Unity in Diversity: The Plethysmograph of the Nigerian Nation
Dr. Abdulkareem Onakoya (PhD, FNIMC),
Department of Political Science,
Lagos State University of Education, Oto-Ijanikin,
8th May, 2023.
I listened to a recorded video of the Nigerian Vice-President, Professor Yemi Oshibajo some minutes ago about the last general elections and how politics was played out of the boundaries of national interest and the common goal.
The 15-minute15-minute tape was captured and well digested to imagine how far some of us have really been enthralled and mentally enchanted with the bigotry of biomorphic political sentiments of ethnicity.

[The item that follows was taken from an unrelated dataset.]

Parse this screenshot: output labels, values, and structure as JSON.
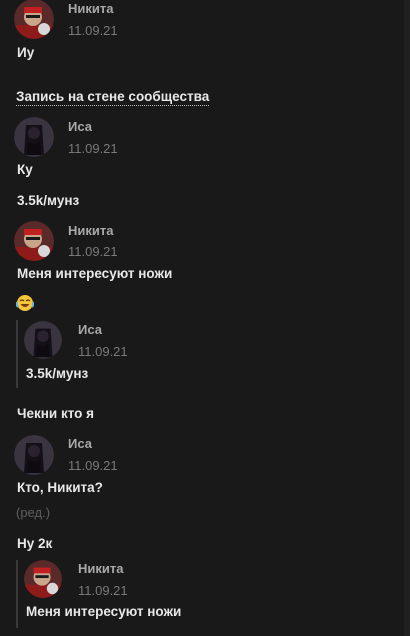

From his speech, he bemoaned and really castigated the doings of some religious and political leaders in the ‘shameless and unpatriotic’ manners to push forth their parochial and unsophisticated beliefs. So pitiful indeed.
Nigerian heterogeneous and inhomogeneous situations have been adequately addressed by scholars who have dug the historical details of the nation to mean a ‘divine intervention’ and blessings in disguise.
The phrase; ‘Unity in diversity’ is commonly referred to as peace and harmony. It is meant to have the tolerance for different castes, creeds, beliefs, races and nationalities. It actually educates all humans and living beings to unify and find methods to bond with one another despite the noticeable differences.
The phrase was firstly used in Canada by the then Premier of Quebec, Adelard Godbout some years ago to welcome foreigners into the city and allow them to contribute meaningfully to the envisaged socio-cultural development the country craved for.
In 2000, the European Union adopted the phrase as its official motto. It shows how much the comity of nations takes unity to mean ‘togetherness’. There are many races, nations, religions and cultures in Europe. Coming together for a common reason and goal beautifies the intention of the union.
India has been taken as a typical example of a country under ‘Unity in diversity’. The simple reason is because the country has people of diverse religions, beliefs, colours and cultures who have been living together for centuries.
At a walk of a kilometre length or close to that, mosques, temples and churches are almost situated at arm’s lengths. If not for some extremists who are hellbent of the dismemberment of the Kashmirs and some Muslims in the north, the second largest population has been very free of acrimony and disunity.
Nigeria is a large population of people with no fewer than 210 millions and about 250 ethnic groups. These people are of different cultures, values, norms, beliefs, traditions, institutions and religions.
Statistics has it that about 450 languages are being spoken in the country and the variety of customs and traditions among them give the nation a great cultural diversity.
Our diversity has been the cause of many conflicts which have bewildered the progress of the nation at every stage of our existence.
The Kaduna/Kafanchan riot of 1980s and 1990s, the Kaduna Shariah crisis of the 2000, the Jos riot of 2001, the Fulani herdsmen and the Yorubas in Oyo state of 2021, Yorubas versus Ibos in Alaba Marketplace in Lagos of 2022 and a host of others.
These crises were the results of the primordial national sentiments which were bequeathed unto us by the long reign of colonialism and the new disdainful spirit of neo-colonialism.
At different polling stations in the just concluded general elections, ethnic affairs were reportedly scheduled for interrogation by electorates and some were outrightly disenfranchised by efforts of some disgruntled members of public.
That actually outplayed us in the choice of the new president who is believed to be a representative of a section of the nation with the total rejection in another part of the country.
The calls of some sectional and religious leaders in the open against the movement of certain political parties have actually shown that the politics we understand in this part of the continent is contradictory to the real principles of democracy.
Unity is an integral part of our development to say the least. Any nation which is integrated into various facets will grow. It will face little internal issues compared to other ones which are socially unstable and divided.
Dangote is a typical person in Nigeria who promotes the element of ‘unity in diversity’. He tries as much as possible to give preference to the Nigerian identities regardless of religions, races and cultures.
The Tiwa Savage’s recent performance at the coronation of King Charles III in the United Kingdom was applauded by all despite our differences in languages and cultures. To an ordinary Nigerian, she is a Nigerian, then a Yoruba woman. Ditto, Anthony Joshua, Isreal Adesanya, Tobi Amusan, Okonji Eweala, Akinwunmi Femi etc. Their successful outings are ‘OURS’.
Nigeria is a natural space where we all meet to traverse. It must be allowed to have access to the bloodstreams of individuals living in it. Diversity in unity should not be allowed to raise its ugly head at all costs.
We need to maintain certain levels of togetherness as entrenched in our social beings and affairs.
With concerted effort of nation building, the New-Nigeria is very possible.
That the ‘labours of our heroes past, shall not be in vain’ !!!